**** DATA SECTION ****

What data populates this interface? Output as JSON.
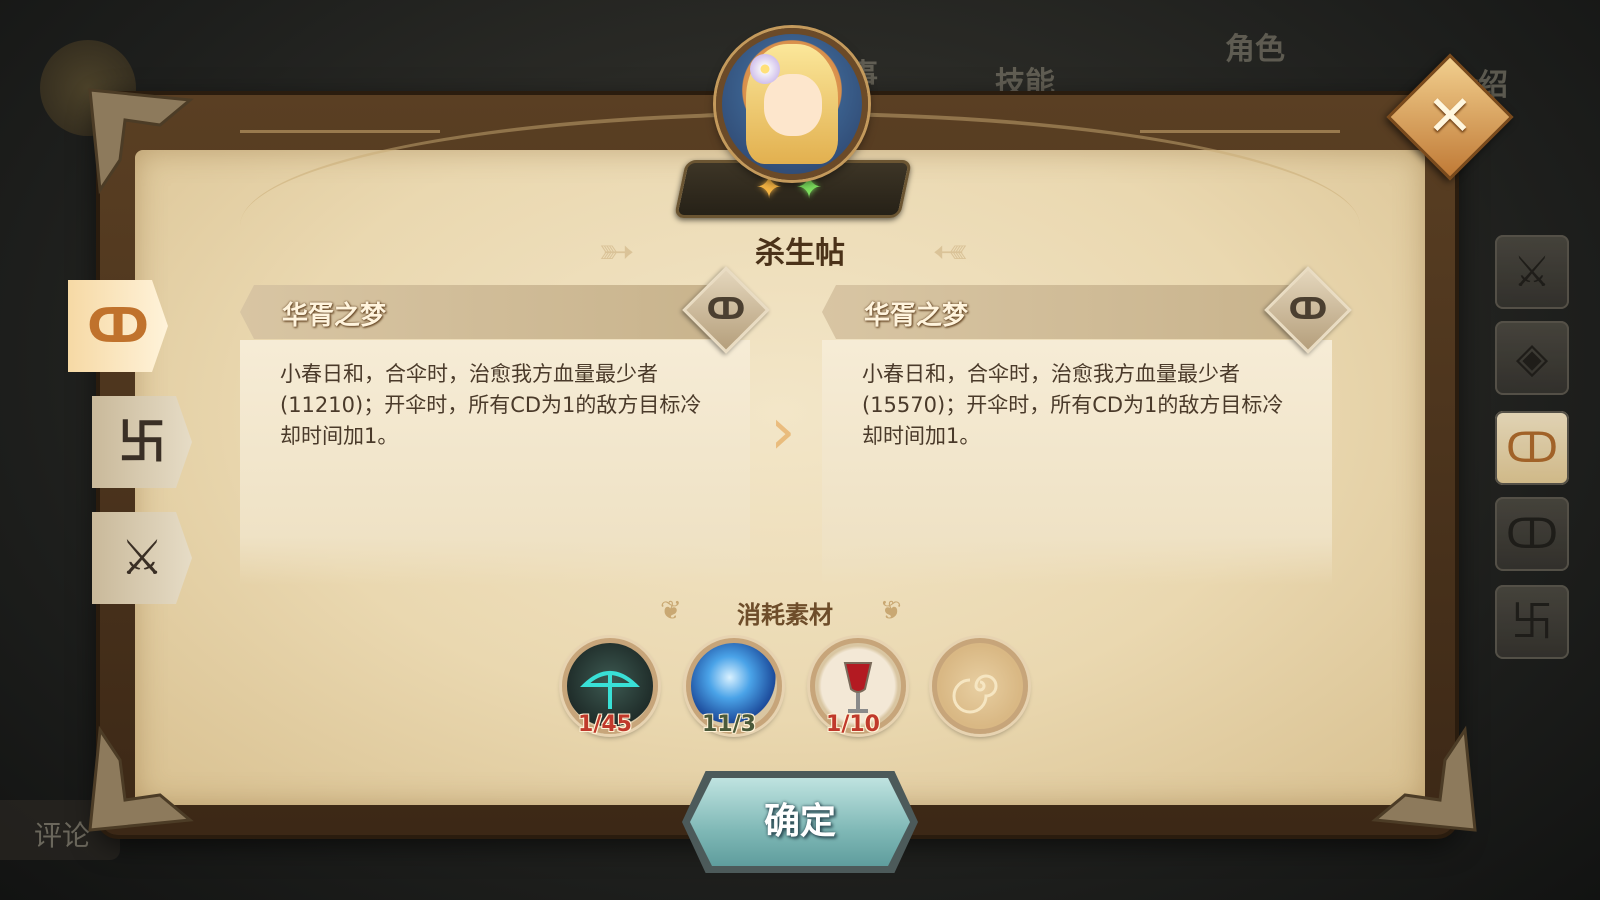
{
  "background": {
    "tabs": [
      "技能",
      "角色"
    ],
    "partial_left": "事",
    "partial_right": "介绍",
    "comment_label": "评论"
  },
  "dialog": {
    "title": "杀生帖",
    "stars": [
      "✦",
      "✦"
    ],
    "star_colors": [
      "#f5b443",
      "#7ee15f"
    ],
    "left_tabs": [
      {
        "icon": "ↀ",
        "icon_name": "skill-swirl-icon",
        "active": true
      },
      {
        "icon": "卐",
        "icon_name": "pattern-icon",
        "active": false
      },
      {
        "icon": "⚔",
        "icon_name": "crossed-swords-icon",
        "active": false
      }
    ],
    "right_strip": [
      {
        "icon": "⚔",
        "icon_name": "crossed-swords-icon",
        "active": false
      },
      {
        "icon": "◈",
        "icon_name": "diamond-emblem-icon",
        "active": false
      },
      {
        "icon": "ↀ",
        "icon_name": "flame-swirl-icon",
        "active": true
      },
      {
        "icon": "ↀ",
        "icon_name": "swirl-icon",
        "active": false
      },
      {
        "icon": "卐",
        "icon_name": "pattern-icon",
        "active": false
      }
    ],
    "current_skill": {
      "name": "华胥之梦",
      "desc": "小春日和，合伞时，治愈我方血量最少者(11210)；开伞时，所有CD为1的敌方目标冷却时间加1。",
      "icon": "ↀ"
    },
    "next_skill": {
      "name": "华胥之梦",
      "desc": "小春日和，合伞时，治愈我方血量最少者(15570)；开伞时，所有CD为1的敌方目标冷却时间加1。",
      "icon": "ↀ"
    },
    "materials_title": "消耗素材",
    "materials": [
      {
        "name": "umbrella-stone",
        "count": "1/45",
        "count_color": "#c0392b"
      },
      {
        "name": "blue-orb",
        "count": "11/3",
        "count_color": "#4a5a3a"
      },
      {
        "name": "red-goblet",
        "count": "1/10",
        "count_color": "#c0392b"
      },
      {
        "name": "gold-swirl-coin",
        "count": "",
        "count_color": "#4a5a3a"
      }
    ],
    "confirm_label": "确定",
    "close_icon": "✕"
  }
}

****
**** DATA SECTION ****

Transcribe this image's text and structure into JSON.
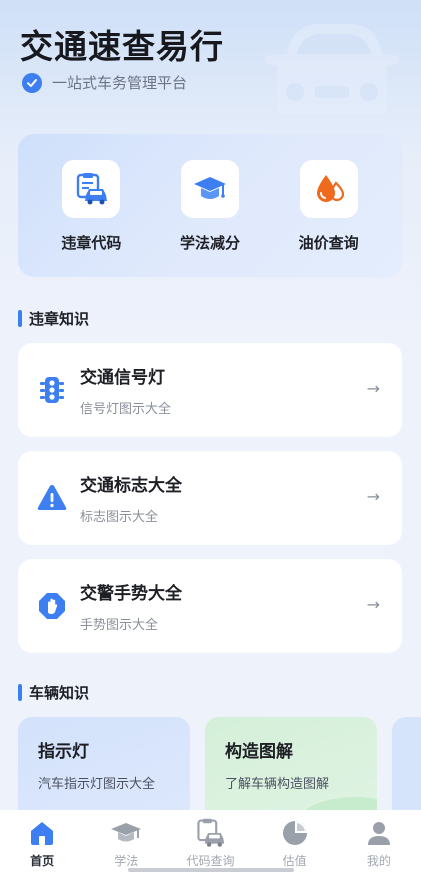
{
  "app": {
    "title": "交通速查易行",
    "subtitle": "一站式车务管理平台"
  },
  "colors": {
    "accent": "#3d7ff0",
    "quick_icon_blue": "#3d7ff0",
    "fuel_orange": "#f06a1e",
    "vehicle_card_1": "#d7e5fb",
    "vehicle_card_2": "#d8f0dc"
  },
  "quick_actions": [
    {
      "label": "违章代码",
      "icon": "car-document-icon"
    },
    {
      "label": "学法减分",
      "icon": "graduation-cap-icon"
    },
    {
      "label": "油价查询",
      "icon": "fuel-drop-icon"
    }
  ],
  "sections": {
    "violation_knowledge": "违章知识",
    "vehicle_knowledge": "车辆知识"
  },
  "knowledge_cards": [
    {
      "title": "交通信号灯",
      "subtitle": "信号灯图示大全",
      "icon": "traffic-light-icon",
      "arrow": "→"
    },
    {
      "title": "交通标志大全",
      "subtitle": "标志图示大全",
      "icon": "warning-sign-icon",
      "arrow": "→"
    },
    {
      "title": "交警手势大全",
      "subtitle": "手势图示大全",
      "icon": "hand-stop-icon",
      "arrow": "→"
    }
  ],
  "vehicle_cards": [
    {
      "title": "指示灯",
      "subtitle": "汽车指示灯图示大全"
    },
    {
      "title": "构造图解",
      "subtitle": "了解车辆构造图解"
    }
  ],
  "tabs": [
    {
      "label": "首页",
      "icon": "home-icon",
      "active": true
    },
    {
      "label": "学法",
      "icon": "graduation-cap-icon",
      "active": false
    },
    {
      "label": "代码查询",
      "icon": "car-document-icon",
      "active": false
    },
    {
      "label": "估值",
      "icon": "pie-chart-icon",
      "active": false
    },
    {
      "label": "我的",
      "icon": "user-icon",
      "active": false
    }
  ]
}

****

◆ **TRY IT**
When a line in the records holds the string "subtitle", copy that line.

◆ **ANSWER TO THIS PROBLEM**
    "subtitle": "一站式车务管理平台"
      "subtitle": "信号灯图示大全",
      "subtitle": "标志图示大全",
      "subtitle": "手势图示大全",
      "subtitle": "汽车指示灯图示大全"
      "subtitle": "了解车辆构造图解"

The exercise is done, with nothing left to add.